few IPR cases are brought to trial. Judges still regard IPR
violations (particularly copyright violations) as petty
offenses, and the magistracy can be said to be the weak link
in combating IPR theft in Italy. The Italian Finance Police
(GDF) and Italy's Customs police (Dogana) are active and
skilled investigators, but they are frustrated by the fact
that few cases reach final sentencing. Historically there
has been a reluctance by judicial officials to impose
deterrent penalties. A new bill already approved by the
Chamber of Deputies and expected to be approved soon by the
Senate will increase penalties for a range of crimes,
including counterfeiting and piracy. While some judges still
seem reluctant to view IP infringement as a serious crime,
the GOI has made IP instruction part of the regular training
that all judges must receive, and some high ranking members
of the judiciary publicly supported the view that IPR crimes
should be treated seriously.
Mission Efforts to Promote IPR Protection
Over the last 15 or so years the Embassy and
Consulates have organized successful IPR promotion efforts
ranging from roundtables with key GOI figures, public
speeches by the ambassador and others, to awards for
successful enforcement action and seminars designed to
sensitize the magistracy to IPR issues. These programs have
effectively raised the profile of IPR with GOI officials, as

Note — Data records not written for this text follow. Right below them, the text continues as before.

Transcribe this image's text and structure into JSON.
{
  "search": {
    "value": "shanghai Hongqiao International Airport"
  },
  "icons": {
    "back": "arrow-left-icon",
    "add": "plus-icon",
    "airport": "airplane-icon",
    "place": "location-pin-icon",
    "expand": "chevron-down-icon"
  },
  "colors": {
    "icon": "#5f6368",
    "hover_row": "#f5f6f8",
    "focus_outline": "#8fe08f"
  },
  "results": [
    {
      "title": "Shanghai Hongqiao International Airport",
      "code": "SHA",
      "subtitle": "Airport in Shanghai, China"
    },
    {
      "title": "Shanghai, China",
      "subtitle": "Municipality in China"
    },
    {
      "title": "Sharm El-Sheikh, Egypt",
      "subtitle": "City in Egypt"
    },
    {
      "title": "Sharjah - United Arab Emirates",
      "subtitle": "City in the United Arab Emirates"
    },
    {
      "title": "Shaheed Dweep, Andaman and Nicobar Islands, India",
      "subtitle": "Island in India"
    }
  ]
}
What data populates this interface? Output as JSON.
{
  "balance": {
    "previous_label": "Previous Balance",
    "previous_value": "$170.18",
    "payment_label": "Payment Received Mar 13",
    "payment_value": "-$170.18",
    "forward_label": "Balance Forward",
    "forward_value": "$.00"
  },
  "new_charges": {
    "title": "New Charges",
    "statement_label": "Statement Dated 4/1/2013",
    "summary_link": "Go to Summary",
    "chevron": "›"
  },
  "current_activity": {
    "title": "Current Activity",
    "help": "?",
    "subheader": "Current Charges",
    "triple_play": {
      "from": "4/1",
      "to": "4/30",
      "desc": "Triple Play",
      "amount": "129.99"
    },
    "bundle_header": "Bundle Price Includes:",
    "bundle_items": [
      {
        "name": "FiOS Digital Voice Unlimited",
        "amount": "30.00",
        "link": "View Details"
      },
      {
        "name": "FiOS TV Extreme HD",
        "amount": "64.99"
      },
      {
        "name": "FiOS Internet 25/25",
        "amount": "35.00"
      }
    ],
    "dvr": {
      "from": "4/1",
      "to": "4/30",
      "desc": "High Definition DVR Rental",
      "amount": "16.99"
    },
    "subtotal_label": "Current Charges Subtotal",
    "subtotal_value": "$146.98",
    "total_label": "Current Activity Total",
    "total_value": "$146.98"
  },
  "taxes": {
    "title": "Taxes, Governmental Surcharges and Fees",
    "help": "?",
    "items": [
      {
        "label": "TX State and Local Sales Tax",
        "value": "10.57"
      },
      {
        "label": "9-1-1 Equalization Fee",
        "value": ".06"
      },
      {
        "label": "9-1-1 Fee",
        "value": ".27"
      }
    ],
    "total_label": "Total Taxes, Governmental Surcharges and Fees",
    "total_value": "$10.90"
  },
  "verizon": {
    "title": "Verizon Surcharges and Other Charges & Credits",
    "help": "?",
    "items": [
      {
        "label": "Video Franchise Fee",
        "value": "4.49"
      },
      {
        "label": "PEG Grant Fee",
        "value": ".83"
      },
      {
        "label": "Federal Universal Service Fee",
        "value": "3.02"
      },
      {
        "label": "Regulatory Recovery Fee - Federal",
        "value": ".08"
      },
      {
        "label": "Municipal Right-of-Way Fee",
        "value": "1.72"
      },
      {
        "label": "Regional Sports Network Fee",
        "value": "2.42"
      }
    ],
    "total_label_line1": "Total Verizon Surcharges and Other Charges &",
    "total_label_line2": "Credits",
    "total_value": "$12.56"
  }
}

evidenced by the seriousness with which IPR and the Special
301 list are now viewed. In order to ensure that IPR
protection in Italy is driven by Italians, who are best
equipped to orchestrate successful IP action in their own
country, the Mission is pushing IP industries in Italy to
take the lead in programming events and in letting their
concerns be known to officials. Officers at the Embassy and
Consulates continue to meet regularly with government
officials to push for policy changes that will improve IPR
protection, as well as with members of investigative services
to monitor IPR protection in Italy and to offer consultation.
In addition the Embassy and Consulates continue to work with
industry contacts to support them in their IPR promotion
efforts. Mission officials also raise awareness of the
problems through both public and private comments.
PLEASE CITE AS: Monica Horten (2011) The Italian job – USG sensitised the magistrates
http://www.iptegrity.com 6 September 2011 . This article is licensed under a Creative Commons License for non-commercial purposes, with the author attributed.